The Armstrong native was in high school, and while the Knights lost the Kootenay International Junior Hockey League championship to the Castlegar Rebels, he recalls “how badly I wanted to play there.”
“I didn’t get that opportunity as a player,” says McOnie, a goalie who played in the North West Junior Hockey League and Prairie Junior Hockey League. “It’s just as exciting, if not more exciting to be part of it as a coach.”
McOnie takes over the coaching duties from Dean McAmmond, who left the organization, and is also the GM. Along with this chapter being exciting for him, he views it as a great opportunity. Being on the bench brings a sense of pride and motivates him to try and bring home the Teck Cup championship.
“I remember watching the run in the Spring of 2013 and the whole town just came around the team and how loud the building was,” he says. “How passionate the fans were. It would be great to bring that back to Armstrong.”
McOnie was the Knights’ goaltending and assistant coach for the past five seasons learning from McAmmond, as well as John Van Horlick and Bryant Perrier – all he said played a big role in his development as a coach. More recently with McAmmond, the retired NHL player taught him about the structure of the game, especially details in all three zones.

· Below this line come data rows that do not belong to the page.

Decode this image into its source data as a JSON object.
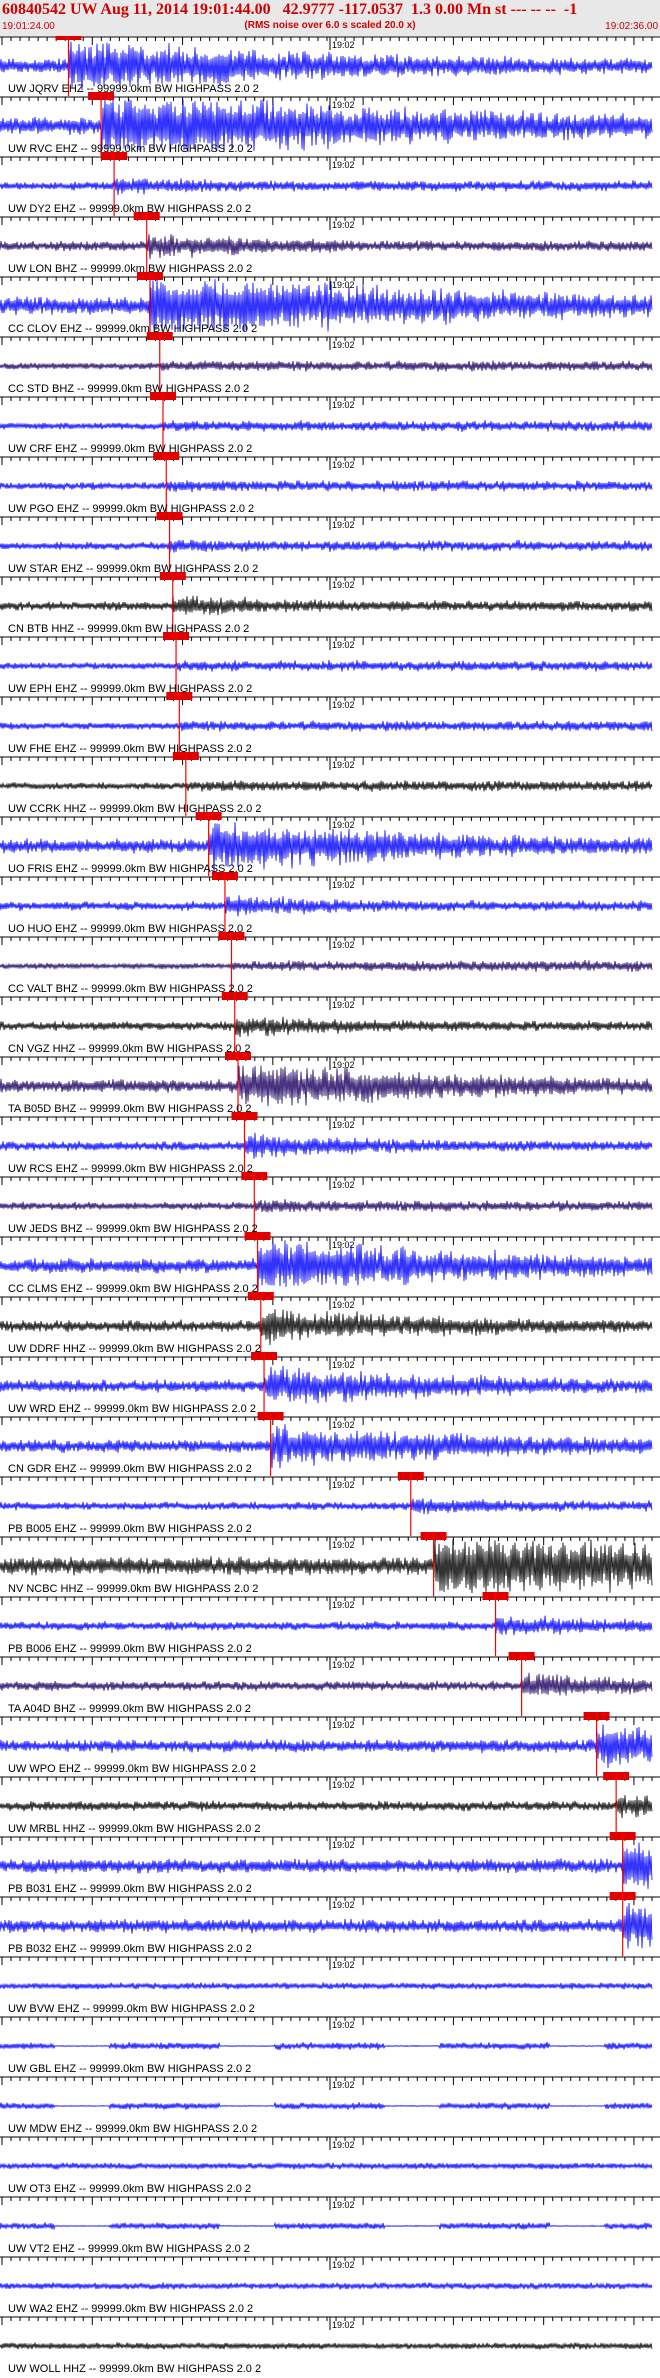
{
  "header": {
    "title": "60840542 UW Aug 11, 2014 19:01:44.00   42.9777 -117.0537  1.3 0.00 Mn st --- -- --  -1",
    "subtitle": "(RMS noise over 6.0 s scaled 20.0 x)",
    "start_time": "19:01:24.00",
    "end_time": "19:02:36.00"
  },
  "colors": {
    "pick_line": "#ff0000",
    "pick_box": "#e00000",
    "trace_blue": "#0000ff",
    "trace_navy": "#1a0060",
    "trace_black": "#000000"
  },
  "chart_data": {
    "type": "seismogram",
    "minute_tick_label": "19:02",
    "traces": [
      {
        "label": "UW JQRV EHZ -- 99999.0km BW  HIGHPASS  2.0  2",
        "color": "blue",
        "pick": 0.105,
        "amp": 0.75
      },
      {
        "label": "UW RVC EHZ -- 99999.0km BW  HIGHPASS  2.0  2",
        "color": "blue",
        "pick": 0.155,
        "amp": 1.0
      },
      {
        "label": "UW DY2 EHZ -- 99999.0km BW  HIGHPASS  2.0  2",
        "color": "blue",
        "pick": 0.175,
        "amp": 0.25
      },
      {
        "label": "UW LON BHZ -- 99999.0km BW  HIGHPASS  2.0  2",
        "color": "navy",
        "pick": 0.225,
        "amp": 0.35
      },
      {
        "label": "CC CLOV EHZ -- 99999.0km BW  HIGHPASS  2.0  2",
        "color": "blue",
        "pick": 0.23,
        "amp": 0.95
      },
      {
        "label": "CC STD BHZ -- 99999.0km BW  HIGHPASS  2.0  2",
        "color": "navy",
        "pick": 0.245,
        "amp": 0.12
      },
      {
        "label": "UW CRF EHZ -- 99999.0km BW  HIGHPASS  2.0  2",
        "color": "blue",
        "pick": 0.25,
        "amp": 0.15
      },
      {
        "label": "UW PGO EHZ -- 99999.0km BW  HIGHPASS  2.0  2",
        "color": "blue",
        "pick": 0.255,
        "amp": 0.18
      },
      {
        "label": "UW STAR EHZ -- 99999.0km BW  HIGHPASS  2.0  2",
        "color": "blue",
        "pick": 0.26,
        "amp": 0.2
      },
      {
        "label": "CN BTB HHZ -- 99999.0km BW  HIGHPASS  2.0  2",
        "color": "black",
        "pick": 0.265,
        "amp": 0.3
      },
      {
        "label": "UW EPH EHZ -- 99999.0km BW  HIGHPASS  2.0  2",
        "color": "blue",
        "pick": 0.27,
        "amp": 0.12
      },
      {
        "label": "UW FHE EHZ -- 99999.0km BW  HIGHPASS  2.0  2",
        "color": "blue",
        "pick": 0.275,
        "amp": 0.15
      },
      {
        "label": "UW CCRK HHZ -- 99999.0km BW  HIGHPASS  2.0  2",
        "color": "black",
        "pick": 0.285,
        "amp": 0.15
      },
      {
        "label": "UO FRIS EHZ -- 99999.0km BW  HIGHPASS  2.0  2",
        "color": "blue",
        "pick": 0.32,
        "amp": 0.7
      },
      {
        "label": "UO HUO EHZ -- 99999.0km BW  HIGHPASS  2.0  2",
        "color": "blue",
        "pick": 0.345,
        "amp": 0.3
      },
      {
        "label": "CC VALT BHZ -- 99999.0km BW  HIGHPASS  2.0  2",
        "color": "navy",
        "pick": 0.355,
        "amp": 0.05
      },
      {
        "label": "CN VGZ HHZ -- 99999.0km BW  HIGHPASS  2.0  2",
        "color": "black",
        "pick": 0.36,
        "amp": 0.3
      },
      {
        "label": "TA B05D BHZ -- 99999.0km BW  HIGHPASS  2.0  2",
        "color": "navy",
        "pick": 0.365,
        "amp": 0.65
      },
      {
        "label": "UW RCS EHZ -- 99999.0km BW  HIGHPASS  2.0  2",
        "color": "blue",
        "pick": 0.375,
        "amp": 0.35
      },
      {
        "label": "UW JEDS BHZ -- 99999.0km BW  HIGHPASS  2.0  2",
        "color": "navy",
        "pick": 0.39,
        "amp": 0.2
      },
      {
        "label": "CC CLMS EHZ -- 99999.0km BW  HIGHPASS  2.0  2",
        "color": "blue",
        "pick": 0.395,
        "amp": 0.75
      },
      {
        "label": "UW DDRF HHZ -- 99999.0km BW  HIGHPASS  2.0  2",
        "color": "black",
        "pick": 0.4,
        "amp": 0.5
      },
      {
        "label": "UW WRD EHZ -- 99999.0km BW  HIGHPASS  2.0  2",
        "color": "blue",
        "pick": 0.405,
        "amp": 0.55
      },
      {
        "label": "CN GDR EHZ -- 99999.0km BW  HIGHPASS  2.0  2",
        "color": "blue",
        "pick": 0.415,
        "amp": 0.6
      },
      {
        "label": "PB B005 EHZ -- 99999.0km BW  HIGHPASS  2.0  2",
        "color": "blue",
        "pick": 0.63,
        "amp": 0.25
      },
      {
        "label": "NV NCBC HHZ -- 99999.0km BW  HIGHPASS  2.0  2",
        "color": "black",
        "pick": 0.665,
        "amp": 1.0
      },
      {
        "label": "PB B006 EHZ -- 99999.0km BW  HIGHPASS  2.0  2",
        "color": "blue",
        "pick": 0.76,
        "amp": 0.3
      },
      {
        "label": "TA A04D BHZ -- 99999.0km BW  HIGHPASS  2.0  2",
        "color": "navy",
        "pick": 0.8,
        "amp": 0.35
      },
      {
        "label": "UW WPO EHZ -- 99999.0km BW  HIGHPASS  2.0  2",
        "color": "blue",
        "pick": 0.915,
        "amp": 0.6
      },
      {
        "label": "UW MRBL HHZ -- 99999.0km BW  HIGHPASS  2.0  2",
        "color": "black",
        "pick": 0.945,
        "amp": 0.35
      },
      {
        "label": "PB B031 EHZ -- 99999.0km BW  HIGHPASS  2.0  2",
        "color": "blue",
        "pick": 0.955,
        "amp": 0.7
      },
      {
        "label": "PB B032 EHZ -- 99999.0km BW  HIGHPASS  2.0  2",
        "color": "blue",
        "pick": 0.955,
        "amp": 0.65
      },
      {
        "label": "UW BVW EHZ -- 99999.0km BW  HIGHPASS  2.0  2",
        "color": "blue",
        "pick": null,
        "amp": 0.1
      },
      {
        "label": "UW GBL EHZ -- 99999.0km BW  HIGHPASS  2.0  2",
        "color": "blue",
        "pick": null,
        "amp": 0.15,
        "gappy": true
      },
      {
        "label": "UW MDW EHZ -- 99999.0km BW  HIGHPASS  2.0  2",
        "color": "blue",
        "pick": null,
        "amp": 0.12,
        "gappy": true
      },
      {
        "label": "UW OT3 EHZ -- 99999.0km BW  HIGHPASS  2.0  2",
        "color": "blue",
        "pick": null,
        "amp": 0.1
      },
      {
        "label": "UW VT2 EHZ -- 99999.0km BW  HIGHPASS  2.0  2",
        "color": "blue",
        "pick": null,
        "amp": 0.12,
        "gappy": true
      },
      {
        "label": "UW WA2 EHZ -- 99999.0km BW  HIGHPASS  2.0  2",
        "color": "blue",
        "pick": null,
        "amp": 0.1
      },
      {
        "label": "UW WOLL HHZ -- 99999.0km BW  HIGHPASS  2.0  2",
        "color": "black",
        "pick": null,
        "amp": 0.1
      }
    ]
  }
}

As McOnie worked with the Knights, he was also a goaltending coach with the WHL’s Tri-City Americans. He learned about the players’ mindset and the approach they bring each day. What it takes to improve and get to the next level.
McOnie, who turned 26 today, considers himself a players coach and wants to relate to his players and be approachable.

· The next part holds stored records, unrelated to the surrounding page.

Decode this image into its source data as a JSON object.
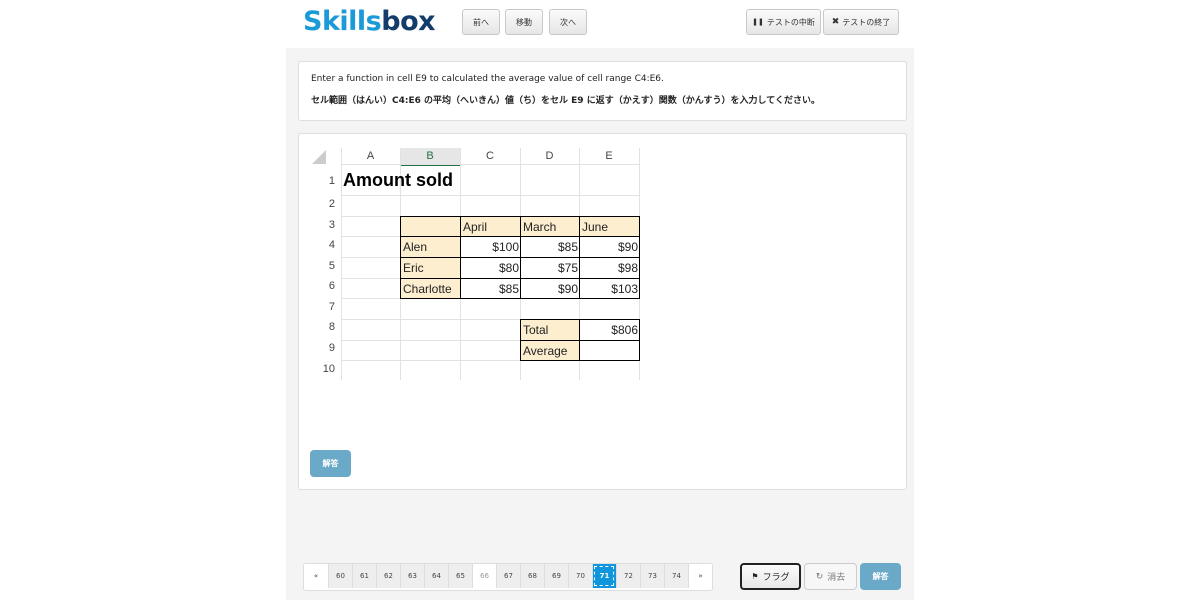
{
  "header": {
    "logo_part1": "Skills",
    "logo_part2": "box",
    "prev_label": "前へ",
    "move_label": "移動",
    "next_label": "次へ",
    "pause_label": "テストの中断",
    "end_label": "テストの終了"
  },
  "question": {
    "english": "Enter a function in cell E9 to calculated the average value of cell range C4:E6.",
    "japanese": "セル範囲（はんい）C4:E6 の平均（へいきん）値（ち）をセル E9 に返す（かえす）関数（かんすう）を入力してください。"
  },
  "sheet": {
    "columns": [
      "A",
      "B",
      "C",
      "D",
      "E"
    ],
    "rows": [
      "1",
      "2",
      "3",
      "4",
      "5",
      "6",
      "7",
      "8",
      "9",
      "10"
    ],
    "title": "Amount sold",
    "month_headers": [
      "April",
      "March",
      "June"
    ],
    "names": [
      "Alen",
      "Eric",
      "Charlotte"
    ],
    "values": [
      [
        "$100",
        "$85",
        "$90"
      ],
      [
        "$80",
        "$75",
        "$98"
      ],
      [
        "$85",
        "$90",
        "$103"
      ]
    ],
    "total_label": "Total",
    "total_value": "$806",
    "average_label": "Average"
  },
  "answer_button_label": "解答",
  "pager": {
    "prev": "«",
    "pages": [
      "60",
      "61",
      "62",
      "63",
      "64",
      "65",
      "66",
      "67",
      "68",
      "69",
      "70",
      "71",
      "72",
      "73",
      "74"
    ],
    "current": "71",
    "next": "»"
  },
  "footer": {
    "flag_label": "フラグ",
    "clear_label": "消去",
    "answer_label": "解答"
  },
  "colors": {
    "brand_light": "#1a9ad6",
    "brand_dark": "#143c6b",
    "cell_fill": "#fdeecf",
    "answer_blue": "#6aaac8",
    "current_page": "#1096dc"
  }
}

“At the same time, I’m going to push as hard as I can to make them as good as they can be,” he says.
And once the regular season begins, Oct. 2 in Sicamous for them, he wants them to play a style similar to the back-to-back, Stanley Cup champion Tampa Bay Lightning. Especially when it comes to their structure, discipline and attention to detail.
“The focus that they bring every day is obviously second-to-none,” he says. “The skill is obviously at a different level, but there is no way that it’s not impossible to replicate that.”
As McOnie said, his goal is to win the Teck Cup Championship, but that won’t come at the expense of developing his players.
“Player development is No.1.”